The summer of 2017 is in full swing. Sunny days mean shorelines are packed with colourful umbrellas as we all turn into beach bums soaking up the rays. Grilling has become a daily routine as we scarf down hot dogs, burgers and kebobs. And, afternoons spent on the patio have resulted in thousands of craft winemakers everywhere suddenly realizing the 30 bottles of Pinot Grigio made to last throughout the summer won’t even make it to the end of July.
If you are running out of Pinot Grigio, why not make another white to take you past the dog days of summer and into the Labour Day festivities? Pinot Grigio is best known as a light, refreshing Italian white; crisp and round with citrus fruit and stone fruit flavours. Below are three recommendations from our tasting team for fruity and quaffable summer wines as an alternative, or as addition, to your favourite Pinot Grigio.

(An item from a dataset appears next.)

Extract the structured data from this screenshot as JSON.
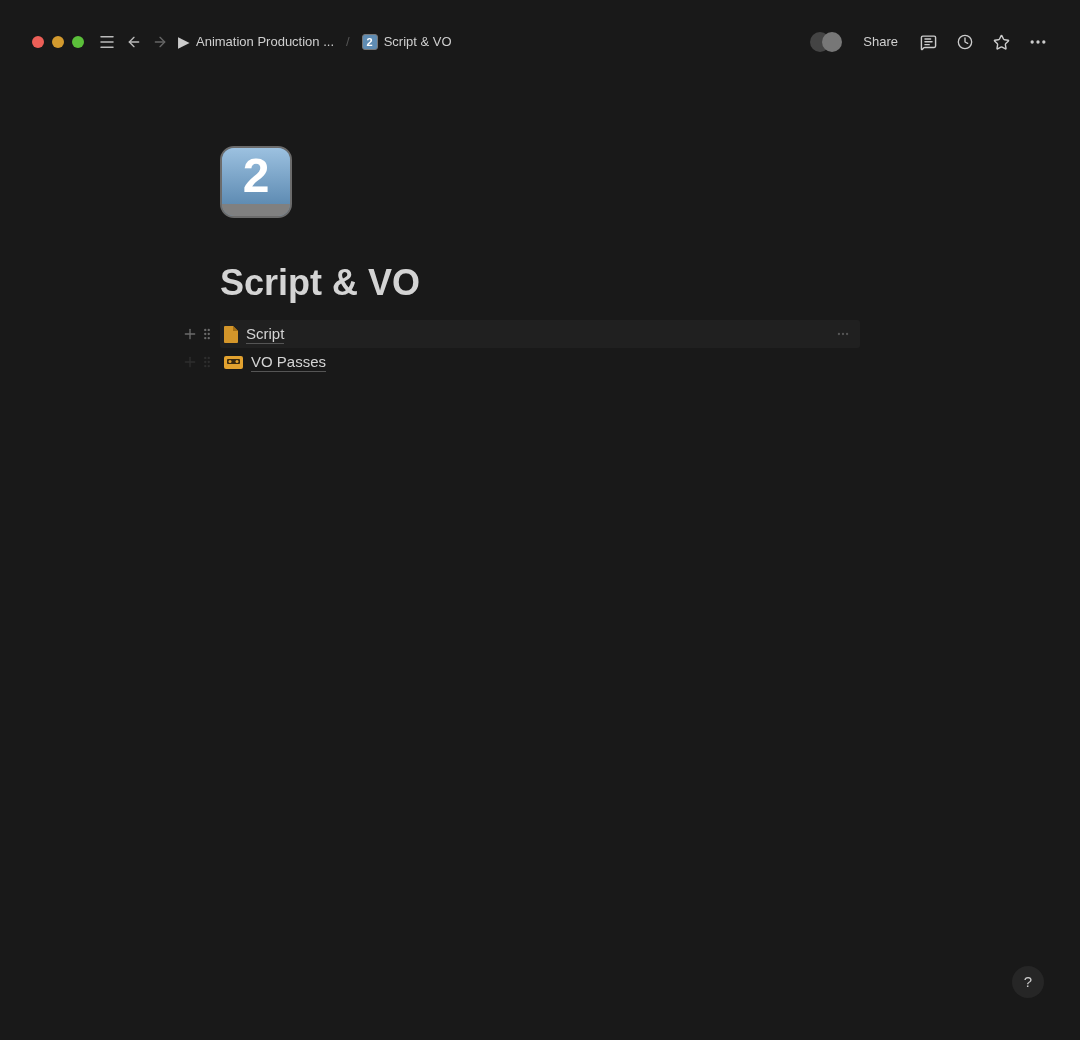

Fans of Pinot Grigio, looking for a change, might want to consider trying Sauvignon Blanc. Both wines pair well with light dishes, like salad and seafood, and both make a refreshing aperitif in warm weather. While both are also dry and crisp, their flavours and aromas can be quite different. Sauvignon Blanc tends to be slightly more acidic, and is best known for its grassy, green pepper, and herb-like aromas and flavours. Like Pinot Grigio, Sauvignon Blanc features citrus notes but instead of lemon, it will have hints of lime and grapefruit.
If you drink Pinot Grigio because you enjoy a wine that is fruity and high in acid, why not consider trying Riesling for a change? Wine drinkers often think of Riesling as a sweet or off-dry wine – and many great Riesling are made in those styles. However, nowadays more winemakers are making their Rieslings bone dry, to fabulous results. To achieve this style, leave out the sweetening blend, or only add in a portion. Well-made examples of Riesling are exceptionally aromatic and fruity, with flowery, almost perfumed aromas and flavours of orchard fruits like nectarine, apricot, honey-crisp apple, and pear.

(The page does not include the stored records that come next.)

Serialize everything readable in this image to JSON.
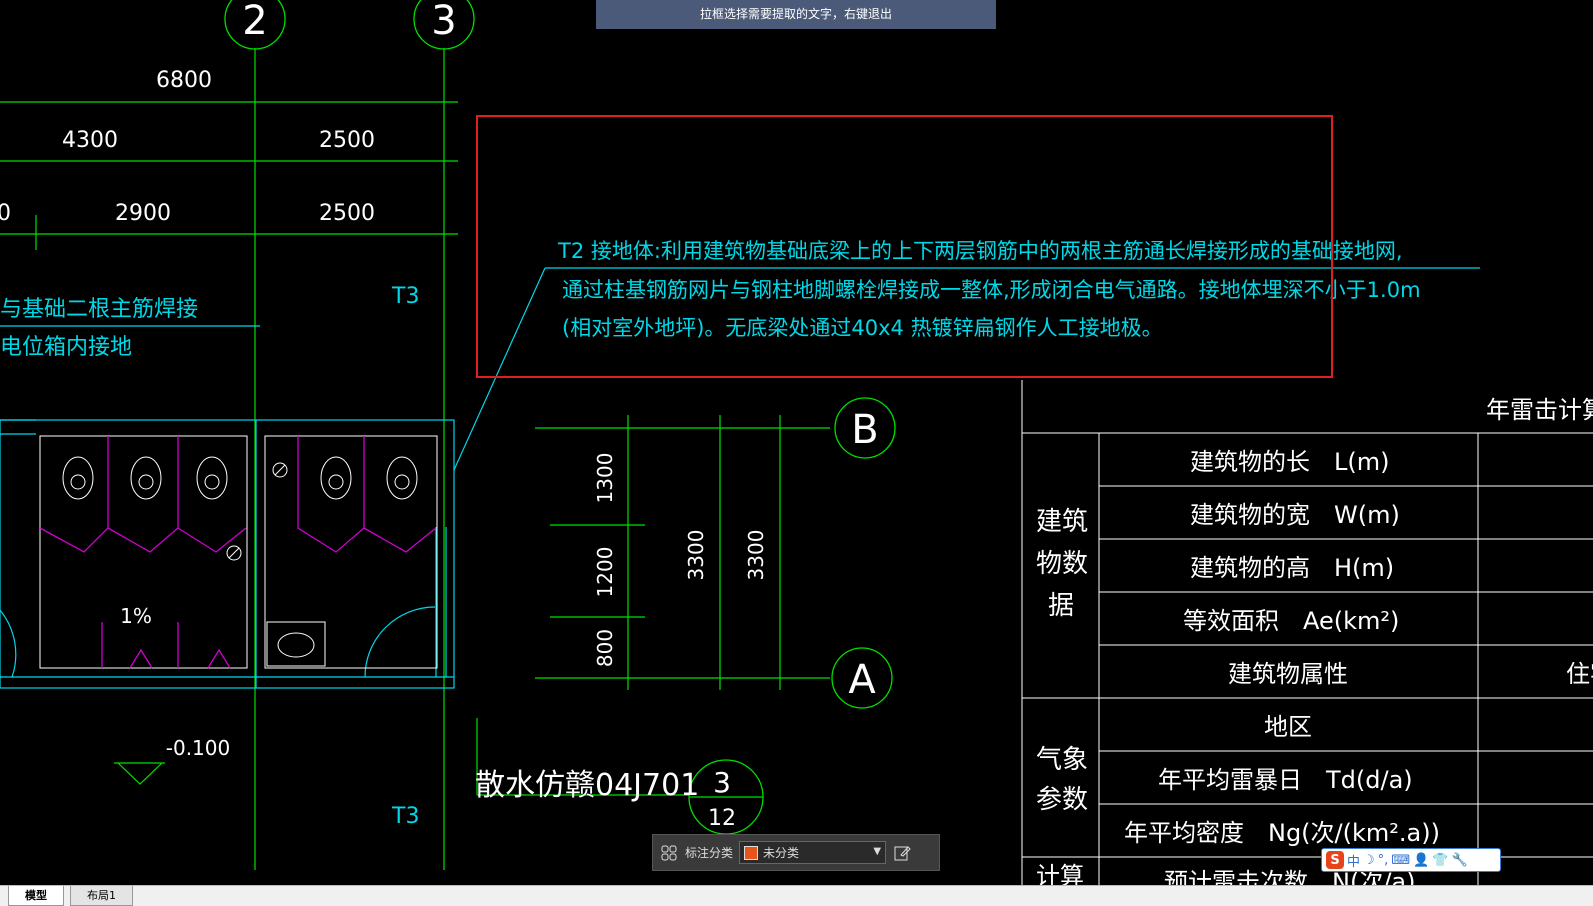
{
  "hint_bar": {
    "text": "拉框选择需要提取的文字，右键退出"
  },
  "grid_bubbles": {
    "b2": "2",
    "b3": "3",
    "bB": "B",
    "bA": "A",
    "section_top": "3",
    "section_bottom": "12"
  },
  "dimensions": {
    "d6800": "6800",
    "d4300": "4300",
    "d2500a": "2500",
    "d0": "0",
    "d2900": "2900",
    "d2500b": "2500",
    "d1300": "1300",
    "d1200": "1200",
    "d800": "800",
    "d3300a": "3300",
    "d3300b": "3300"
  },
  "labels": {
    "t3_upper": "T3",
    "t3_lower": "T3",
    "left_note_1": "与基础二根主筋焊接",
    "left_note_2": "电位箱内接地",
    "slope": "1%",
    "elevation": "-0.100",
    "apron": "散水仿赣04J701"
  },
  "note": {
    "line1": "T2 接地体:利用建筑物基础底梁上的上下两层钢筋中的两根主筋通长焊接形成的基础接地网,",
    "line2": "通过柱基钢筋网片与钢柱地脚螺栓焊接成一整体,形成闭合电气通路。接地体埋深不小于1.0m",
    "line3": "(相对室外地坪)。无底梁处通过40x4 热镀锌扁钢作人工接地极。"
  },
  "table": {
    "title": "年雷击计算表",
    "group_building": "建筑物数据",
    "group_weather": "气象参数",
    "group_calc": "计算",
    "rows": {
      "length": "建筑物的长　L(m)",
      "width": "建筑物的宽　W(m)",
      "height": "建筑物的高　H(m)",
      "area": "等效面积　Ae(km²)",
      "attr": "建筑物属性",
      "attr_val": "住宅",
      "region": "地区",
      "td": "年平均雷暴日　Td(d/a)",
      "ng": "年平均密度　Ng(次/(km².a))",
      "n": "预计雷击次数　N(次/a)"
    }
  },
  "toolbar": {
    "label": "标注分类",
    "selected": "未分类"
  },
  "ime": {
    "logo": "S",
    "mode": "中",
    "moon": "☽",
    "punct": "°,",
    "kbd": "⌨",
    "person": "👤",
    "shirt": "👕",
    "wrench": "🔧"
  },
  "tabs": {
    "model": "模型",
    "layout": "布局1"
  },
  "colors": {
    "green": "#00e000",
    "cyan": "#00d8e8",
    "magenta": "#d000d0",
    "white": "#ffffff",
    "red": "#e02020"
  }
}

Pinot Grigio drinkers can be reluctant to make Chardonnay as it is often associated with oak. However, like Pinot Grigio, excellent examples of Chardonnay are often made without any oak! Whether you are making it at a winemaking retailer or at home, for an unoaked style, just leave out the oak addition. The result will be a light, dry and refreshing wine with flavours that will depend on where the grapes originated. Chardonnays from warmer climates, like Australia, will have tropical notes such as melon, but still retain the citrus notes found in Pinot Grigio. Chardonnays from cooler climates will have more green fruit characteristics, like green apple and pear.

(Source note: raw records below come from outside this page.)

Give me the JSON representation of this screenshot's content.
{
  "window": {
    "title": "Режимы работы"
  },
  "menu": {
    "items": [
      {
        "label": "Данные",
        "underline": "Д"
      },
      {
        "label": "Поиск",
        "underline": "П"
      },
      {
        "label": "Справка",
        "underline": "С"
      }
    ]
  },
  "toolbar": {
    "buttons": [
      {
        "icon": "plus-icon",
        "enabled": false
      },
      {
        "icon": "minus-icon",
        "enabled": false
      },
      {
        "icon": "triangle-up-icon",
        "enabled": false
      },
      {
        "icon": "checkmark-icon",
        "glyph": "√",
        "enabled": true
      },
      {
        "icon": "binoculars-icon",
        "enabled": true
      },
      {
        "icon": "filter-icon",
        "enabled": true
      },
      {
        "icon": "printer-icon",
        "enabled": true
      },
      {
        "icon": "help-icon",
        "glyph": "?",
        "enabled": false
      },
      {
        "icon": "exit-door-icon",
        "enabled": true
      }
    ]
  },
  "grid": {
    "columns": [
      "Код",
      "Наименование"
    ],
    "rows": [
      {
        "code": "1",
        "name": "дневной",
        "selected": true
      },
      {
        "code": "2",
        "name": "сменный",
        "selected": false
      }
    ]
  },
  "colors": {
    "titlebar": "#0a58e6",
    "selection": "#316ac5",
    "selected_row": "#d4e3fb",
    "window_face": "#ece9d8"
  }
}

With these three summer wine ideas, get yourself to a craft winemaking store and put on a new batch of wine so it is ready long before the leaves start turning. For those craft winemakers who can’t imagine a cellar without Pinot Grigio, why not put on two or three batches? Before long you will realize there is a whole world of wine to discover beyond your usual favourite.